→ TASK: State the number of lines in these records holding "user". Say nothing more.

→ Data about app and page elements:
■ ■ ■
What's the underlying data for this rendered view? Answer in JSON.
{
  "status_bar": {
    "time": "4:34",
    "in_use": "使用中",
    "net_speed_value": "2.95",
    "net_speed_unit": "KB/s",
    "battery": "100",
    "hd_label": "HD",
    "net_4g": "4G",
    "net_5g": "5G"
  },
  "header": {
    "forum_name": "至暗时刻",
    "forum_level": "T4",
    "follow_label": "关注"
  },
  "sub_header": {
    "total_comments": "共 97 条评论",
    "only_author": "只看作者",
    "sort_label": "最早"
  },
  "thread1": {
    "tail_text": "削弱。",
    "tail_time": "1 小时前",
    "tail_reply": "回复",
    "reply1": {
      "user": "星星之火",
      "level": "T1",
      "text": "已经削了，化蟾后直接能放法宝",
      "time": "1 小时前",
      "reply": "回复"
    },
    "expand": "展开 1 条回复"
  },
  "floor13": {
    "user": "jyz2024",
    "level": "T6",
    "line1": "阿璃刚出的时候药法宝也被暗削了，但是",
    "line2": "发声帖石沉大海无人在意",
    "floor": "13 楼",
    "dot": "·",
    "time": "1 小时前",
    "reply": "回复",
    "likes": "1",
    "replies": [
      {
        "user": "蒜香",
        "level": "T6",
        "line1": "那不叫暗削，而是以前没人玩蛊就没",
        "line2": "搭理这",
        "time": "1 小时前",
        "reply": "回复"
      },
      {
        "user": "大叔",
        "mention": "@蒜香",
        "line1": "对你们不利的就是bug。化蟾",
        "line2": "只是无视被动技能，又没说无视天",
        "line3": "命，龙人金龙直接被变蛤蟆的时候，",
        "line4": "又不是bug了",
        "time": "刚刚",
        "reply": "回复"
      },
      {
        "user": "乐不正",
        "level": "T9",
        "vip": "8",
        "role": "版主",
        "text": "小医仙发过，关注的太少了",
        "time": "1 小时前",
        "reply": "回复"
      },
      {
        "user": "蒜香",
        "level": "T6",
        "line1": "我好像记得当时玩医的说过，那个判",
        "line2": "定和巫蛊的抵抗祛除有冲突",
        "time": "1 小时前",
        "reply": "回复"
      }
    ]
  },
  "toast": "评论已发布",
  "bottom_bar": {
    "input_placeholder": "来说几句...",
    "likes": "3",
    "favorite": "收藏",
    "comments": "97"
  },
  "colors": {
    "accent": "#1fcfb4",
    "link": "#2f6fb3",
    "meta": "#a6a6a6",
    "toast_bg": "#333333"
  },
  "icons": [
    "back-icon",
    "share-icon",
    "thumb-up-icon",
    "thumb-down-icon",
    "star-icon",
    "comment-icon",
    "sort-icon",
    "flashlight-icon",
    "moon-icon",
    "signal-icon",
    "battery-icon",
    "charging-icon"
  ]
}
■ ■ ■
→ REPLY TO THE EXERCISE: 6